** Your task **
Some lines in the entries contain the word "program". Copy all of them.

[Stored items from a collection]
· · · · ·

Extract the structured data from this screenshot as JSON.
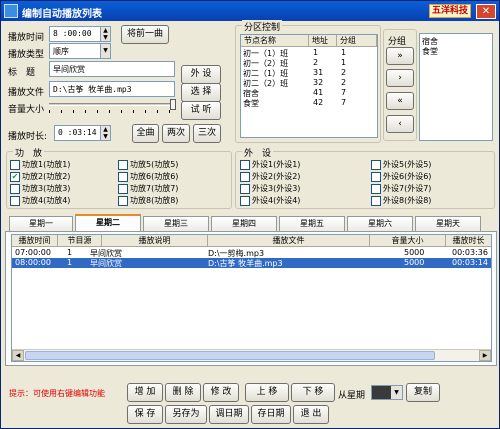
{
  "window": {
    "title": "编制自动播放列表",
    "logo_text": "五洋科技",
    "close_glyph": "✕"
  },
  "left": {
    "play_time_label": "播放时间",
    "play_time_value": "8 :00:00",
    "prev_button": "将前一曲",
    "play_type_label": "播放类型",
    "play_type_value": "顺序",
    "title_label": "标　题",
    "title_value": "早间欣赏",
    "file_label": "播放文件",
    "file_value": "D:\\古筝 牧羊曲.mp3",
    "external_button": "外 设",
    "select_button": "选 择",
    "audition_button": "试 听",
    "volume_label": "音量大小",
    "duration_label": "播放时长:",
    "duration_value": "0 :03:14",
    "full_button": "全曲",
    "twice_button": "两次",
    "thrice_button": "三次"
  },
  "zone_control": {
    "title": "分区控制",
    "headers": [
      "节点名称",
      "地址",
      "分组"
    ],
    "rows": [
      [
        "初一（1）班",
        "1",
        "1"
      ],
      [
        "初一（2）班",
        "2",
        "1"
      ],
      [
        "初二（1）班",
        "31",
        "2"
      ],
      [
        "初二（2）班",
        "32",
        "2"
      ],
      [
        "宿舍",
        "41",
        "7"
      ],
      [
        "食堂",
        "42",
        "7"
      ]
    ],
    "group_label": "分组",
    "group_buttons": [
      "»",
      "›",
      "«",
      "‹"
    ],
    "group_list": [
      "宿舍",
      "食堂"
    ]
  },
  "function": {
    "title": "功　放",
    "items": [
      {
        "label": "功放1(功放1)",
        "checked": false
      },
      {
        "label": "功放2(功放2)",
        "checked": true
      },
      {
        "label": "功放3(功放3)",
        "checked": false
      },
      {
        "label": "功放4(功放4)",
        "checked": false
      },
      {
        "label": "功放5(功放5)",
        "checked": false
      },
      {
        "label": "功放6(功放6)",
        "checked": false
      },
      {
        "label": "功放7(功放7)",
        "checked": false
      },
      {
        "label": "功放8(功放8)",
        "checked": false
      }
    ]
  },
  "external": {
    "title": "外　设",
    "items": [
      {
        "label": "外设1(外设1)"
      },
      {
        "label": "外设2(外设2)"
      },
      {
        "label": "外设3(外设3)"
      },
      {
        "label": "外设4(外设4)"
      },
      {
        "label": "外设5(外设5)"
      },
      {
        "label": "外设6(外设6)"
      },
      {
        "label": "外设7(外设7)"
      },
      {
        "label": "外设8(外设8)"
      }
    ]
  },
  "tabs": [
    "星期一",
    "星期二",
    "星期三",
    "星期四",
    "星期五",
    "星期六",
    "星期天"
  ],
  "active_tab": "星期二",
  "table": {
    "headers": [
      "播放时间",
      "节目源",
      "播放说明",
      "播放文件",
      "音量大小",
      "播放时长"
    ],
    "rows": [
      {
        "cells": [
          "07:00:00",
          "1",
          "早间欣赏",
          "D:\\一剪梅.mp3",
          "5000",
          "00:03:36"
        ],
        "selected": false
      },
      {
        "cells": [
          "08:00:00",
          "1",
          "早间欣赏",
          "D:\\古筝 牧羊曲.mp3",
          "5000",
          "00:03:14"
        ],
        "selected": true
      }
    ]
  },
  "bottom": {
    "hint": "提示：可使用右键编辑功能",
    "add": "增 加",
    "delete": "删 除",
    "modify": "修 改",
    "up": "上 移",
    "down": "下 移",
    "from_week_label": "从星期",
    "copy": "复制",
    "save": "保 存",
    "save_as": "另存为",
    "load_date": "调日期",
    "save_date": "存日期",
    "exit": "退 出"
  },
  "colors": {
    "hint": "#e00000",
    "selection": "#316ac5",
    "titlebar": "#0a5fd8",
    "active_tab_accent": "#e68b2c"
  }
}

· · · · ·

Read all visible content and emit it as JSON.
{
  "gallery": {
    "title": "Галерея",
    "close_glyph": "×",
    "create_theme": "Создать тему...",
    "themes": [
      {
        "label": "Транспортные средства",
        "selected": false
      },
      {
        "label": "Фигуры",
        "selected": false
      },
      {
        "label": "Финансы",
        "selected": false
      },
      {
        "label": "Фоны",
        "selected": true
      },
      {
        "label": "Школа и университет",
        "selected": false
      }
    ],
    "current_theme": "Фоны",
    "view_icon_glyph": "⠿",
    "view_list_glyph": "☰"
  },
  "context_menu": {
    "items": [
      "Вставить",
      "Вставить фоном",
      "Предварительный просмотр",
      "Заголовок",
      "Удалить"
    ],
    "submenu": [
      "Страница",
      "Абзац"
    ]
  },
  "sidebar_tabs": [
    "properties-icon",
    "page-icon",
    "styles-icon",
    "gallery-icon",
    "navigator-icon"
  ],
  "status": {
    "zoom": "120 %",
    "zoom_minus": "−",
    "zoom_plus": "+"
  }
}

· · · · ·

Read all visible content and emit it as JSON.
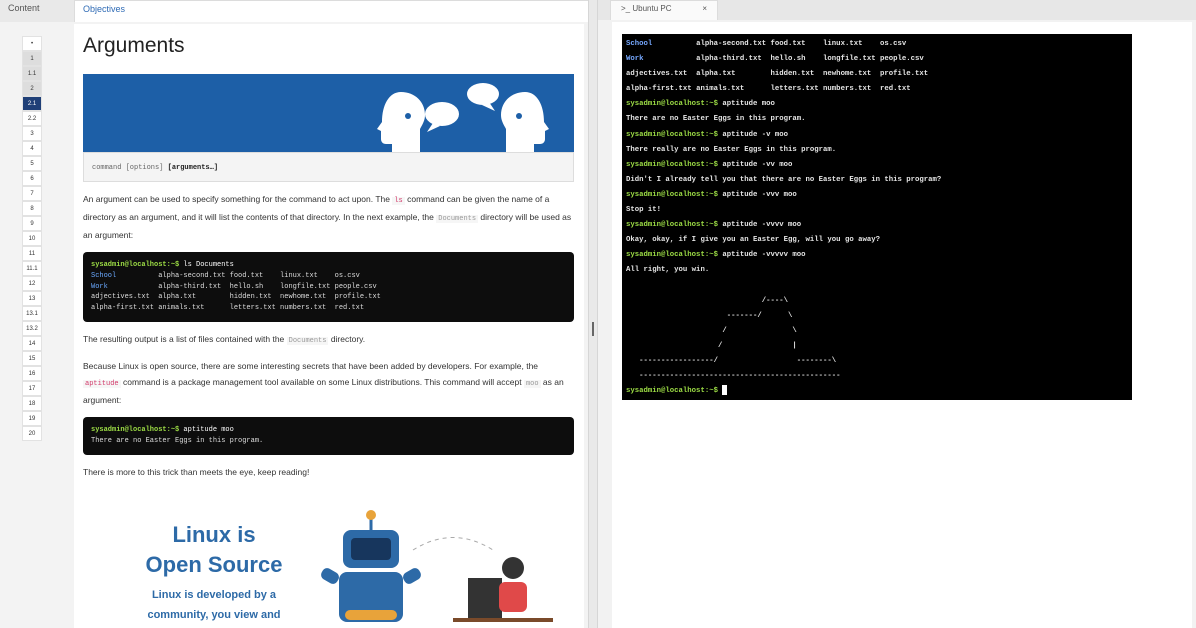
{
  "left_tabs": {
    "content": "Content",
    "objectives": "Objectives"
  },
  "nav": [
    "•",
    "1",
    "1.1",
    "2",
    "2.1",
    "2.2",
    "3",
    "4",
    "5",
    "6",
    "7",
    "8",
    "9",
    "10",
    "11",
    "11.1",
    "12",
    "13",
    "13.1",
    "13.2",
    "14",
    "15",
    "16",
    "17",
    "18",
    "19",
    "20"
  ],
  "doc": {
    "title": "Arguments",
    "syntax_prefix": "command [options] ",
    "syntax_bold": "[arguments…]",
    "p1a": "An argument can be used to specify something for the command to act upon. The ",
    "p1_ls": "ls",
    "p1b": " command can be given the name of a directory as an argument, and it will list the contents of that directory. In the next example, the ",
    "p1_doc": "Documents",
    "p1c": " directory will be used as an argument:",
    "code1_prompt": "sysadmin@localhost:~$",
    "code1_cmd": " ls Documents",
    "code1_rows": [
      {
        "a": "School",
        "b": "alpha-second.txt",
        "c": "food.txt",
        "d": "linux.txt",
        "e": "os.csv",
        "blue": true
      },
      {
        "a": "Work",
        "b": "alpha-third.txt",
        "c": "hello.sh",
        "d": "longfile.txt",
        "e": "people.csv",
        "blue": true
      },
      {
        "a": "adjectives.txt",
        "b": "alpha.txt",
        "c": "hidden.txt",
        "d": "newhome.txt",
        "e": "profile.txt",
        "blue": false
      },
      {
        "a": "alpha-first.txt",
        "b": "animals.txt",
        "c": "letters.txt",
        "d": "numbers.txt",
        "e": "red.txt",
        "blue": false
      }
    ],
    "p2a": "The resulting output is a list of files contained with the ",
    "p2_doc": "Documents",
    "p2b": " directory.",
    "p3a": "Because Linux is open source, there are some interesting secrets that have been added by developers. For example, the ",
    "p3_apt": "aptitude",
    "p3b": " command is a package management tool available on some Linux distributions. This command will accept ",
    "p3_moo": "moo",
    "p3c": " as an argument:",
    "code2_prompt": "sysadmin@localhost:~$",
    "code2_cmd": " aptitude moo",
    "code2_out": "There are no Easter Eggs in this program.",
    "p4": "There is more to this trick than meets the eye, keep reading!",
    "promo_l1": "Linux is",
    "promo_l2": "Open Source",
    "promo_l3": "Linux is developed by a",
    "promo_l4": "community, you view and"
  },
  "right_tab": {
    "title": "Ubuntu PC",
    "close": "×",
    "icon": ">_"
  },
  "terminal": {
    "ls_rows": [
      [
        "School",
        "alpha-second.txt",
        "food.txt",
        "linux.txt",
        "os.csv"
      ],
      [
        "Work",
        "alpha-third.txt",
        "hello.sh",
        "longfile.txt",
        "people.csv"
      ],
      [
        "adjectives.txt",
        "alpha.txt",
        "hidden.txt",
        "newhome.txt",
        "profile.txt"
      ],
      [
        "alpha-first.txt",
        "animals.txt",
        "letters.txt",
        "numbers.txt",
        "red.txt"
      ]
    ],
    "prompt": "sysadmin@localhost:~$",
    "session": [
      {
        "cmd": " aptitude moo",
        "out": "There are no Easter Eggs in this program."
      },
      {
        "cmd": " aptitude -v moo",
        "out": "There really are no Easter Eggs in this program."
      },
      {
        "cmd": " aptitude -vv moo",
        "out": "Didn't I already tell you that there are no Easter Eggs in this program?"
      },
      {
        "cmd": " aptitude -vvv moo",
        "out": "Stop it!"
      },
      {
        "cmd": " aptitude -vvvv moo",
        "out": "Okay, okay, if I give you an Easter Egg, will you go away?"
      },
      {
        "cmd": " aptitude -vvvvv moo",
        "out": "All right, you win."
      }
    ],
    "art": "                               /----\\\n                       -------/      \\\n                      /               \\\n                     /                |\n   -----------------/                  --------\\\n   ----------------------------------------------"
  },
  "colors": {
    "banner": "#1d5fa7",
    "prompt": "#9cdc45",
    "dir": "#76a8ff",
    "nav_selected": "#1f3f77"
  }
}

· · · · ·

** Exercise answer **
    "code2_out": "There are no Easter Eggs in this program.",
        "out": "There are no Easter Eggs in this program."
        "out": "There really are no Easter Eggs in this program."
        "out": "Didn't I already tell you that there are no Easter Eggs in this program?"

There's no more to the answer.